-------- EXTRACTED INFORMATION --------

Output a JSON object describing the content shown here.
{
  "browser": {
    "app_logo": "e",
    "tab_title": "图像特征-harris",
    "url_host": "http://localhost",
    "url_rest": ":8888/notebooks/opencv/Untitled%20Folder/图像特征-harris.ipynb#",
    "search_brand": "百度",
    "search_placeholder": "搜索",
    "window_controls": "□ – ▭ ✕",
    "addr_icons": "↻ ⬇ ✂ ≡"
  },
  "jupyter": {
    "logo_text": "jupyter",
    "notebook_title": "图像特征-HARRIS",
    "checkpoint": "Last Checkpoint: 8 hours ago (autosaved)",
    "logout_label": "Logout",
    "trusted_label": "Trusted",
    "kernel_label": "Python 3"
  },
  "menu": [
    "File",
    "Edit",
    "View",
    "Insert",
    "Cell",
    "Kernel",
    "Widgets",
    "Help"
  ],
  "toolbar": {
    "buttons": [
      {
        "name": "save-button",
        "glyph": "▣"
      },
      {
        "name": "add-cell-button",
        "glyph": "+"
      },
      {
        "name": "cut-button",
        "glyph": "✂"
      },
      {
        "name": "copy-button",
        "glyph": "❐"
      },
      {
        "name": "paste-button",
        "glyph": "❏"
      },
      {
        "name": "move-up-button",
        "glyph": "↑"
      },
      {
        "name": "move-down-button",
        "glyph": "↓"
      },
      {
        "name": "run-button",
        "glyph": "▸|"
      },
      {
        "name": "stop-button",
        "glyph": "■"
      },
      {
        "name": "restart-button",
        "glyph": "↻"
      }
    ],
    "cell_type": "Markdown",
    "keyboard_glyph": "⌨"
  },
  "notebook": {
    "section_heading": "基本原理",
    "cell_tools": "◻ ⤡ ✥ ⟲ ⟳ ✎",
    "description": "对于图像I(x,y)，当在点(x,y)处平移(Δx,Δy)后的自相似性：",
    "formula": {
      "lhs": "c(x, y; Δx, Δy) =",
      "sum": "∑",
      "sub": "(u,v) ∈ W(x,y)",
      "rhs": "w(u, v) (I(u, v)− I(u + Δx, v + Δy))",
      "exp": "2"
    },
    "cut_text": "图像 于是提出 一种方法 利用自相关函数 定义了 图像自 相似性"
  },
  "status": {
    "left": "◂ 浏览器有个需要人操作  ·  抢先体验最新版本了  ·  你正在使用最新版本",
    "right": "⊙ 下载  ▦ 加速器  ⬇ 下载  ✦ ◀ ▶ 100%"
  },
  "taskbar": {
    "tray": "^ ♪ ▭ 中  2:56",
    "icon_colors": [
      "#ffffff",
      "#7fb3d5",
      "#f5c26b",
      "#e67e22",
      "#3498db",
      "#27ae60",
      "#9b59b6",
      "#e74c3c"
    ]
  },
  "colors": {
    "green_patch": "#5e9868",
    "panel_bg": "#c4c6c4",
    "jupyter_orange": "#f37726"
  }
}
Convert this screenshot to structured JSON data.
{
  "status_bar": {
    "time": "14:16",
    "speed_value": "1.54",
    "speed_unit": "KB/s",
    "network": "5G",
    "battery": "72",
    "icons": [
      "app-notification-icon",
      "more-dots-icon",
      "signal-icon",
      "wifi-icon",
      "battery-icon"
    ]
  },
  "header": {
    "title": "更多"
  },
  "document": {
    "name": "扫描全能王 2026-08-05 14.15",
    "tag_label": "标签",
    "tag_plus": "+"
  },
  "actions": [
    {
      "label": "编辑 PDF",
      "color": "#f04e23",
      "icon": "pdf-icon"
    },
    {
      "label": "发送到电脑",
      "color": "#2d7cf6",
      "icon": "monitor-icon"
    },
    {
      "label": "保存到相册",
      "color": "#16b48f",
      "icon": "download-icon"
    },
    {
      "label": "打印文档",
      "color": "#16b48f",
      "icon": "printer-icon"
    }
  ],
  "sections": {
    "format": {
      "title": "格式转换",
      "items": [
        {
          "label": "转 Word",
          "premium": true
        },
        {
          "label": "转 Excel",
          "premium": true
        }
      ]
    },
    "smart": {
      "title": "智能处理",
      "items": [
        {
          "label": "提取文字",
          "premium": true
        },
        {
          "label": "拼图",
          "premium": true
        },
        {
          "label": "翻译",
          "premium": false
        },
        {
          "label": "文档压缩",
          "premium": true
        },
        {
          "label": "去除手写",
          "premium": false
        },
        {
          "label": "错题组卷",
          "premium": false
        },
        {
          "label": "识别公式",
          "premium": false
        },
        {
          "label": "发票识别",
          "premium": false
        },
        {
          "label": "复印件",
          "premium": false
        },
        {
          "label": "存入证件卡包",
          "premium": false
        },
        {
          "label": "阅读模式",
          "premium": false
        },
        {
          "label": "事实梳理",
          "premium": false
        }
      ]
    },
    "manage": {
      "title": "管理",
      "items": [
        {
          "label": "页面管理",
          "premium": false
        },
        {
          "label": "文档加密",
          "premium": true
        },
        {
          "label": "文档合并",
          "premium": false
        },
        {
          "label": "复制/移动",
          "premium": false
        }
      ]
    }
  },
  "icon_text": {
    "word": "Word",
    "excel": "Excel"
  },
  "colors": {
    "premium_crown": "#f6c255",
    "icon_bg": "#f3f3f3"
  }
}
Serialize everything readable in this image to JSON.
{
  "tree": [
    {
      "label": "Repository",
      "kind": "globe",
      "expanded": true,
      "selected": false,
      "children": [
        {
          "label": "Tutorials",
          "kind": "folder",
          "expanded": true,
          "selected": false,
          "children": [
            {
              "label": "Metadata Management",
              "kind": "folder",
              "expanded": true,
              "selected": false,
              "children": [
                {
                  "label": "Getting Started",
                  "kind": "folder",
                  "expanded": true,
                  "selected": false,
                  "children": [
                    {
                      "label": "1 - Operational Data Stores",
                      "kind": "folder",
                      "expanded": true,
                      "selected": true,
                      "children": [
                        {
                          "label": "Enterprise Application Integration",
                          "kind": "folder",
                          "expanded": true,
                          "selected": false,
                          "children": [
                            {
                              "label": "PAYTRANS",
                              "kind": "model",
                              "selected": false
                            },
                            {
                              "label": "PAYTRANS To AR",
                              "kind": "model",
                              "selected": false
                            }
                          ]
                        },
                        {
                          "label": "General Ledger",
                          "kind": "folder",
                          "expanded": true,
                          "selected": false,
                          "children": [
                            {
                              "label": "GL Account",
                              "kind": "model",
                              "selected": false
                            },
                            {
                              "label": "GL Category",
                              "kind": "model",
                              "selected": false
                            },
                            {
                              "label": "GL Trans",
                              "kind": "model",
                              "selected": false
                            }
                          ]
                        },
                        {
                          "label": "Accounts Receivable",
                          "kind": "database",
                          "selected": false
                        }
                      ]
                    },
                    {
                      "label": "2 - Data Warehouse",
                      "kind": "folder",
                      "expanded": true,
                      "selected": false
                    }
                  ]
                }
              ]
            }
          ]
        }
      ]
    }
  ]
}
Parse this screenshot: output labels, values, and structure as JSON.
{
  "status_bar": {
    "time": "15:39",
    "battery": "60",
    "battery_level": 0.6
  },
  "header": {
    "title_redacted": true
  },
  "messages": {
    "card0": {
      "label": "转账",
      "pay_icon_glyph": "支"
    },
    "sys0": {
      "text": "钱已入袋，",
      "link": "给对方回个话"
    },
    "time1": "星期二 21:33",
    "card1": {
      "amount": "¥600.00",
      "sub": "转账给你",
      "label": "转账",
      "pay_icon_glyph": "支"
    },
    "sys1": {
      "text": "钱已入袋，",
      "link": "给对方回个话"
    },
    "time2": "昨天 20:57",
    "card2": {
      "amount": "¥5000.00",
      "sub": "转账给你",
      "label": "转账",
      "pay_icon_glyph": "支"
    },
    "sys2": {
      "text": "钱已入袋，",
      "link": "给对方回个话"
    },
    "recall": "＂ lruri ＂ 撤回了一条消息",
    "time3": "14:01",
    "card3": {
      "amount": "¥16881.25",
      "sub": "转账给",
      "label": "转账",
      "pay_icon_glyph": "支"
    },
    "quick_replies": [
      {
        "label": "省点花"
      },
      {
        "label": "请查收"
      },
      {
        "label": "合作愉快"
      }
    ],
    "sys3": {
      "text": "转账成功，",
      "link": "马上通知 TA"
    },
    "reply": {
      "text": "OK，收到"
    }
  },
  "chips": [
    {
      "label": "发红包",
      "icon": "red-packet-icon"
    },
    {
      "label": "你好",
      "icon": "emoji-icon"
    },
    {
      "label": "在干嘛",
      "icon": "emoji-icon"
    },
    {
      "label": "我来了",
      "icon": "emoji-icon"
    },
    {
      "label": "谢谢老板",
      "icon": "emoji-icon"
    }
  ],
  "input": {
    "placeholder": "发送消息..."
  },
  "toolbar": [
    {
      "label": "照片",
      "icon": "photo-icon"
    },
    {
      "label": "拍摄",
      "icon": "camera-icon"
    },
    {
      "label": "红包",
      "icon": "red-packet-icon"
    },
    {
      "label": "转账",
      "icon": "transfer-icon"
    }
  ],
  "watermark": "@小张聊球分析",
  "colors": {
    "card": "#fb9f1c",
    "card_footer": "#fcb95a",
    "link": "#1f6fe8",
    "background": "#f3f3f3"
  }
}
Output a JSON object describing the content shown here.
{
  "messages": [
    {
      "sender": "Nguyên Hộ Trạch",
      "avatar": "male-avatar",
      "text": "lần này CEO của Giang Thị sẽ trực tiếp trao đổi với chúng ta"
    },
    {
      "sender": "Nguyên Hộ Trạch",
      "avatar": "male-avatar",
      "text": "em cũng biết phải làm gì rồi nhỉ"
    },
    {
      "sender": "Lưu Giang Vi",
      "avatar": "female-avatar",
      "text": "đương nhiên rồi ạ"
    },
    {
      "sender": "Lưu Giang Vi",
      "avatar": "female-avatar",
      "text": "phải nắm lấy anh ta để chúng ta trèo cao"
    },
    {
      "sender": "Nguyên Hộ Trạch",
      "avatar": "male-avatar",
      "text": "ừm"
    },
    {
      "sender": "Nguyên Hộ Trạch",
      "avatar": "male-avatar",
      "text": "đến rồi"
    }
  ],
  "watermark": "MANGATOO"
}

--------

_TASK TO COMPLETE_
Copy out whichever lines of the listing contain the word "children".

_RESULT FOR THIS TASK_
      "children": [
          "children": [
              "children": [
                  "children": [
                      "children": [
                          "children": [
                          "children": [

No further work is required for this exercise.